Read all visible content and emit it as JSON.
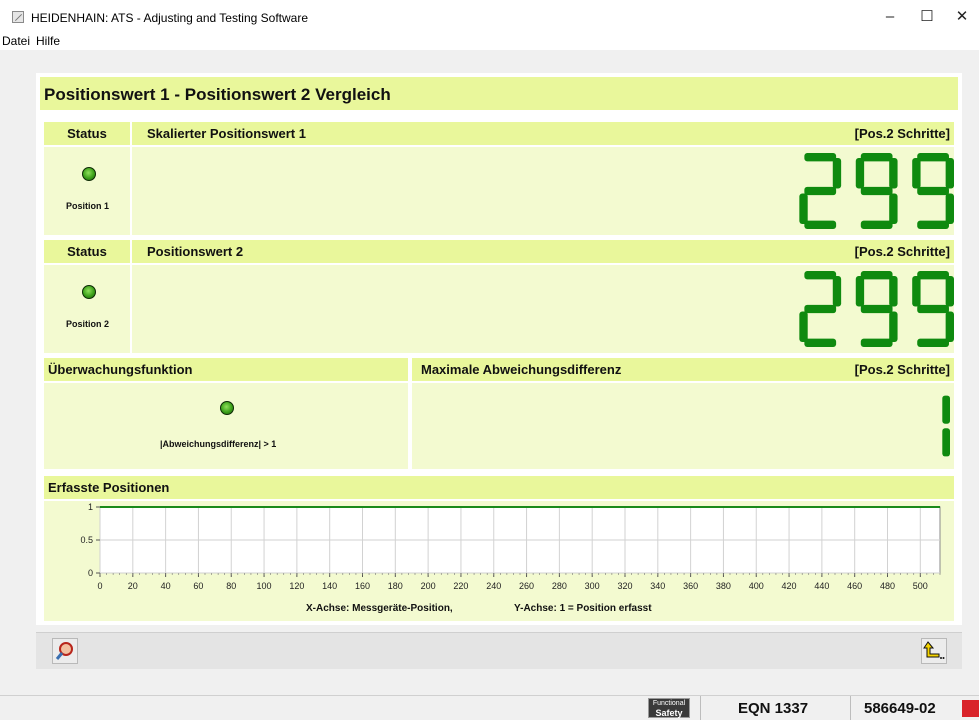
{
  "window": {
    "title": "HEIDENHAIN: ATS - Adjusting and Testing Software",
    "minimize": "–",
    "maximize": "☐",
    "close": "✕"
  },
  "menu": {
    "items": [
      "Datei",
      "Hilfe"
    ]
  },
  "panel": {
    "title": "Positionswert 1 - Positionswert 2 Vergleich",
    "section1": {
      "status_label": "Status",
      "header": "Skalierter Positionswert 1",
      "unit": "[Pos.2 Schritte]",
      "led_label": "Position 1",
      "value": "299"
    },
    "section2": {
      "status_label": "Status",
      "header": "Positionswert 2",
      "unit": "[Pos.2 Schritte]",
      "led_label": "Position 2",
      "value": "299"
    },
    "section3": {
      "left_header": "Überwachungsfunktion",
      "led_label": "|Abweichungsdifferenz| > 1",
      "right_header": "Maximale Abweichungsdifferenz",
      "unit": "[Pos.2 Schritte]",
      "value": "1"
    },
    "section4": {
      "header": "Erfasste Positionen"
    }
  },
  "chart_data": {
    "type": "line",
    "title": "",
    "xlabel": "X-Achse: Messgeräte-Position,",
    "ylabel": "Y-Achse: 1 = Position erfasst",
    "xlim": [
      0,
      512
    ],
    "ylim": [
      0,
      1
    ],
    "x_ticks": [
      0,
      20,
      40,
      60,
      80,
      100,
      120,
      140,
      160,
      180,
      200,
      220,
      240,
      260,
      280,
      300,
      320,
      340,
      360,
      380,
      400,
      420,
      440,
      460,
      480,
      500
    ],
    "y_ticks": [
      0,
      0.5,
      1
    ],
    "grid": true,
    "series": [
      {
        "x": [
          0,
          512
        ],
        "values": [
          1,
          1
        ],
        "color": "#1a8a1a"
      }
    ]
  },
  "buttons": {
    "zoom": "zoom-icon",
    "back": "return-icon"
  },
  "statusbar": {
    "badge_top": "Functional",
    "badge_bottom": "Safety",
    "device": "EQN 1337",
    "id": "586649-02"
  },
  "colors": {
    "header": "#e9f79b",
    "body": "#f3fad0",
    "segment_on": "#0f8a0f",
    "led": "#3ca01a"
  }
}
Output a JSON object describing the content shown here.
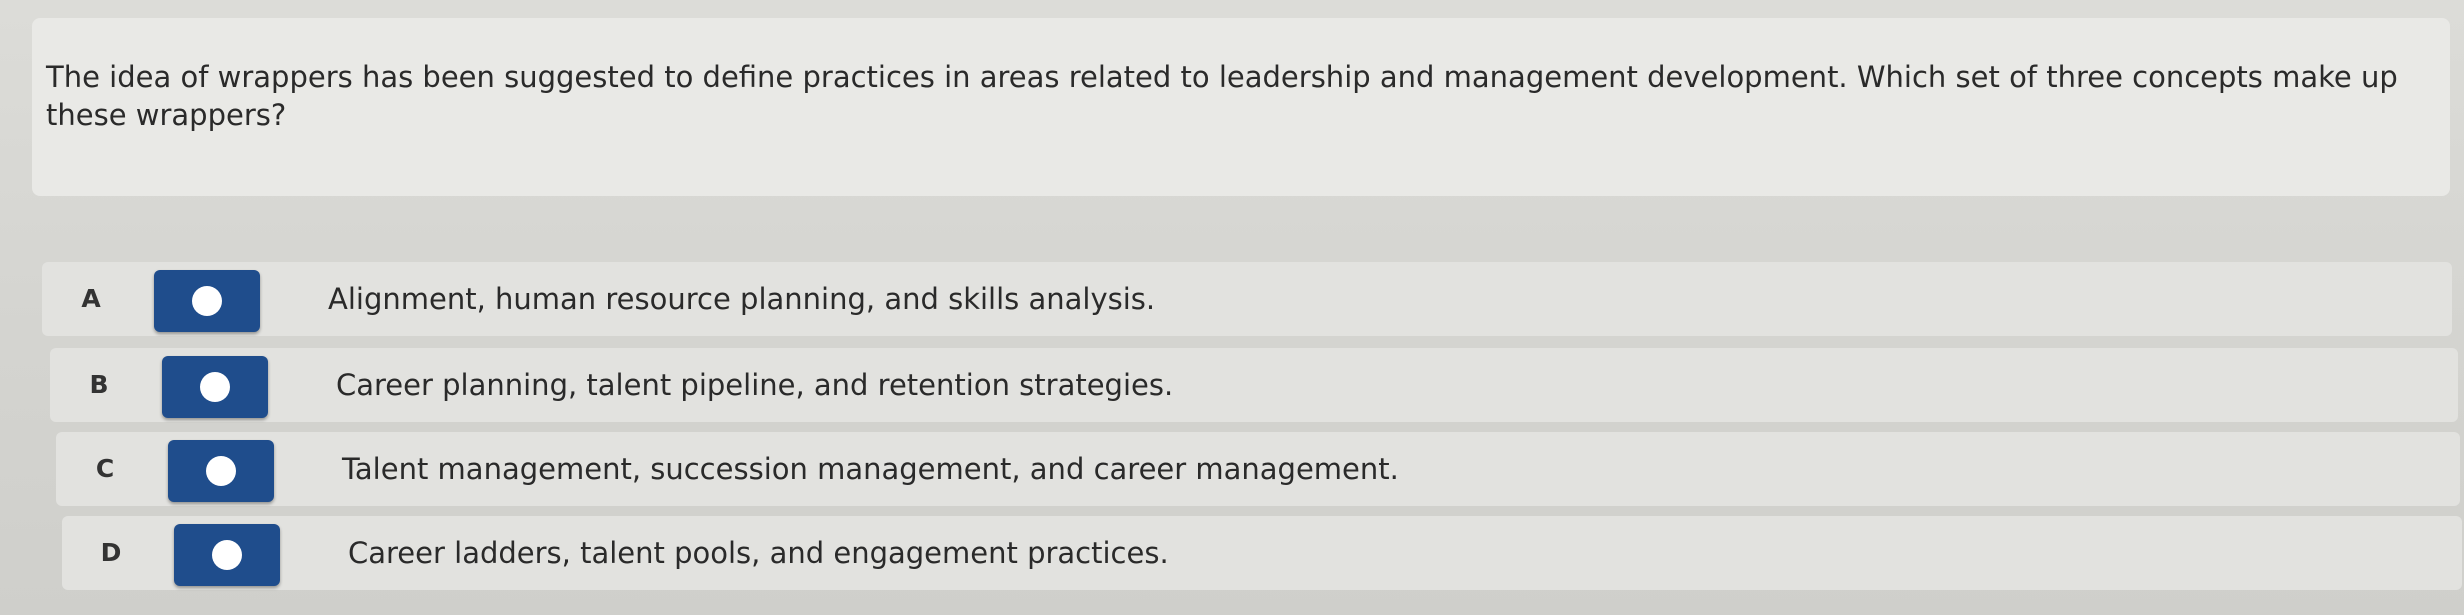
{
  "question": {
    "text": "The idea of wrappers has been suggested to define practices in areas related to leadership and management development. Which set of three concepts make up these wrappers?"
  },
  "options": [
    {
      "letter": "A",
      "text": "Alignment, human resource planning, and skills analysis."
    },
    {
      "letter": "B",
      "text": "Career planning, talent pipeline, and retention strategies."
    },
    {
      "letter": "C",
      "text": "Talent management, succession management, and career management."
    },
    {
      "letter": "D",
      "text": "Career ladders, talent pools, and engagement practices."
    }
  ],
  "colors": {
    "radio_button": "#1f4d8c",
    "card_background": "#e9e9e6"
  }
}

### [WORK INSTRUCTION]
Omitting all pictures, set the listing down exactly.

### [ANSWER BOX]
Read all visible content and emit it as JSON.
{
  "window": {
    "title": "HEIDENHAIN: ATS - Adjusting and Testing Software",
    "minimize": "–",
    "maximize": "☐",
    "close": "✕"
  },
  "menu": {
    "items": [
      "Datei",
      "Hilfe"
    ]
  },
  "panel": {
    "title": "Positionswert 1 - Positionswert 2 Vergleich",
    "section1": {
      "status_label": "Status",
      "header": "Skalierter Positionswert 1",
      "unit": "[Pos.2 Schritte]",
      "led_label": "Position 1",
      "value": "299"
    },
    "section2": {
      "status_label": "Status",
      "header": "Positionswert 2",
      "unit": "[Pos.2 Schritte]",
      "led_label": "Position 2",
      "value": "299"
    },
    "section3": {
      "left_header": "Überwachungsfunktion",
      "led_label": "|Abweichungsdifferenz| > 1",
      "right_header": "Maximale Abweichungsdifferenz",
      "unit": "[Pos.2 Schritte]",
      "value": "1"
    },
    "section4": {
      "header": "Erfasste Positionen"
    }
  },
  "chart_data": {
    "type": "line",
    "title": "",
    "xlabel": "X-Achse: Messgeräte-Position,",
    "ylabel": "Y-Achse: 1 = Position erfasst",
    "xlim": [
      0,
      512
    ],
    "ylim": [
      0,
      1
    ],
    "x_ticks": [
      0,
      20,
      40,
      60,
      80,
      100,
      120,
      140,
      160,
      180,
      200,
      220,
      240,
      260,
      280,
      300,
      320,
      340,
      360,
      380,
      400,
      420,
      440,
      460,
      480,
      500
    ],
    "y_ticks": [
      0,
      0.5,
      1
    ],
    "grid": true,
    "series": [
      {
        "x": [
          0,
          512
        ],
        "values": [
          1,
          1
        ],
        "color": "#1a8a1a"
      }
    ]
  },
  "buttons": {
    "zoom": "zoom-icon",
    "back": "return-icon"
  },
  "statusbar": {
    "badge_top": "Functional",
    "badge_bottom": "Safety",
    "device": "EQN 1337",
    "id": "586649-02"
  },
  "colors": {
    "header": "#e9f79b",
    "body": "#f3fad0",
    "segment_on": "#0f8a0f",
    "led": "#3ca01a"
  }
}
Output a JSON object describing the content shown here.
{
  "question": {
    "text": "The idea of wrappers has been suggested to define practices in areas related to leadership and management development. Which set of three concepts make up these wrappers?"
  },
  "options": [
    {
      "letter": "A",
      "text": "Alignment, human resource planning, and skills analysis."
    },
    {
      "letter": "B",
      "text": "Career planning, talent pipeline, and retention strategies."
    },
    {
      "letter": "C",
      "text": "Talent management, succession management, and career management."
    },
    {
      "letter": "D",
      "text": "Career ladders, talent pools, and engagement practices."
    }
  ],
  "colors": {
    "radio_button": "#1f4d8c",
    "card_background": "#e9e9e6"
  }
}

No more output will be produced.